Montréal choreographer Ginette Laurin’s offering to Festival TransAmérique this year is an intricate “microsociety” in which endless dynamics are played out: love triangles, siblings, friends, partners, and enemies. Created in Madrid in 2012 and subsequently presented in Paris, Khaos is billed as “a subtle marriage of movement, sound, lighting and digital technology.” Laurin’s company, O Vertigo, is impossibly young and gorgeous and their performance exhibited extremely good technique. For me, there are two telltale signs of top-dog contemporary training: partnering and floorwork. The dancers of O Vertigo have both in spades.
The partnering was fluid, sensitive and ballsy. Flying kicks to shoulders! Flinging rubbery legs! It’s jolly good stuff. With fixed smiles and wooden limbs, the dancers become each others’ puppeteers, physically manipulating each other in disturbingly funny interactions. Laurin’s movement vocabulary is intensely physical and also highly gestural, verging on mime but more idiosyncratic.
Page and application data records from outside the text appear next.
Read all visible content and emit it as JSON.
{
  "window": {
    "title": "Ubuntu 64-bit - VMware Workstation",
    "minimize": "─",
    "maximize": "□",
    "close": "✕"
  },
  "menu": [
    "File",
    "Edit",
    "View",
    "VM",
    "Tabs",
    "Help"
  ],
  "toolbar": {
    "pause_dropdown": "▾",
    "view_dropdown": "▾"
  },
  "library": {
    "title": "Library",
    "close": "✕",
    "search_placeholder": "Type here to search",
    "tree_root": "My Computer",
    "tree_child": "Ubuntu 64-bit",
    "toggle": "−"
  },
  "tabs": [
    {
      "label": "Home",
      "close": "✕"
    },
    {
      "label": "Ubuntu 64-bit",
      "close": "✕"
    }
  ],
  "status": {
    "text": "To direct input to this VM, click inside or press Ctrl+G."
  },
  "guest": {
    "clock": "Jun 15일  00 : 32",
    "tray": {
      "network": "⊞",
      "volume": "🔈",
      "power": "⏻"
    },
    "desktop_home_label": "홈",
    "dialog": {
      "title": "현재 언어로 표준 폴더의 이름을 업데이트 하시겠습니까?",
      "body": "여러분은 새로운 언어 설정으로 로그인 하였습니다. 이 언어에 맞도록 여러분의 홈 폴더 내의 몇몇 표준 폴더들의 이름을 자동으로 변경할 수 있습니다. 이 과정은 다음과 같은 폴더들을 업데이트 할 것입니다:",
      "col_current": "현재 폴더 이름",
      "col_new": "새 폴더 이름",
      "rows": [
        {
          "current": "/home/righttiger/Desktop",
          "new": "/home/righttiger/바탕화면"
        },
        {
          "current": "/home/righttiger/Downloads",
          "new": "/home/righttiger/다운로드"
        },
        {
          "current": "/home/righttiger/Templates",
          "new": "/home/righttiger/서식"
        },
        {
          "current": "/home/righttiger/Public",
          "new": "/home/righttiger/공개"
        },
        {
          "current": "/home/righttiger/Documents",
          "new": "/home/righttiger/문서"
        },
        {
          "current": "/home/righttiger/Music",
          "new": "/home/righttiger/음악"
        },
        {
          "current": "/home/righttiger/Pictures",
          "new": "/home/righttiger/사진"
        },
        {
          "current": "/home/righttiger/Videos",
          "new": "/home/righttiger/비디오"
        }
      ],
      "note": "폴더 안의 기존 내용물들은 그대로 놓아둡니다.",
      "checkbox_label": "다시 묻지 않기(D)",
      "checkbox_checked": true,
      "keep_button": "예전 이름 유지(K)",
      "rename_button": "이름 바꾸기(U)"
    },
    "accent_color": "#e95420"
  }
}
Aaaaand, who should I see dancing onstage but Hapless Audience Member! I’m 92% certain it was him, and if someone could verify this for me, I’d be eternally grateful. Hey HAM! Sorry about that unfortunate nickname. Turns out his real name is Andrew Turner and he’s been dancing with Laurin for the last couple of years. Goes to show that Montréal’s dance scene is a thriving little ecosystem – which is reassuring.
The set for Khaos was minimal, with a sparse forest of wooden poles sticking straight up from the ground and stopping around ear-height. An abstract wooden cloud hanging ominously overhead meant to signify the multiple perils threatening the world onstage. The dancing began in unison, with more dancers joining the action and then breaking out of the herd in pairs to begin painting little vignettes that continue all the way through the 70 minute performance. My favourite interaction was a furtive love triangle between Turner, Marianne Gignac-Girard and Wen-Shuan Yang. Turner and Gignac-Girard played out an obvious magnetism, with Wen-Shuan attempting fruitlessly to ingratiate herself with Turner to heartbreakingly funny effect. Another memorable moment was watching several dancers execute a floor shuffle in which they blindly bang into each other like robotic vacuum cleaners getting around the furniture.
There were things about this show that, whilst not bad per se, were nothing I’d not seen before: the blippy soundscape, for example– why does every choreographer and their grandmother opt for this instead of music? Often it can be quite interesting in its dissonance but, for me, it always lacks emotion. The other thing that I see aaaall-the-bloody-time is street clothes standing in for costumes. And can I have one more little gripe? Just one? The theatre was way too hot. Was the ac broken that night ? What was going on, Usine C? I don’t want to have to wear my bikini to the theatre if I can help it.
All in all, Khaos has some wonderful moments of pathos and hilarity bundled up in a hyperactive wee package. According to Laurin, it illustrates the “cohabitation des différences sur l’incompatibilité entre les individus…” I’m not sure where the leg-humping scene from Khaos fits into that, but I’m sure we can make it work.
Khaos, O Vertigo, played at Festival TransAmerique on 4 + 5 June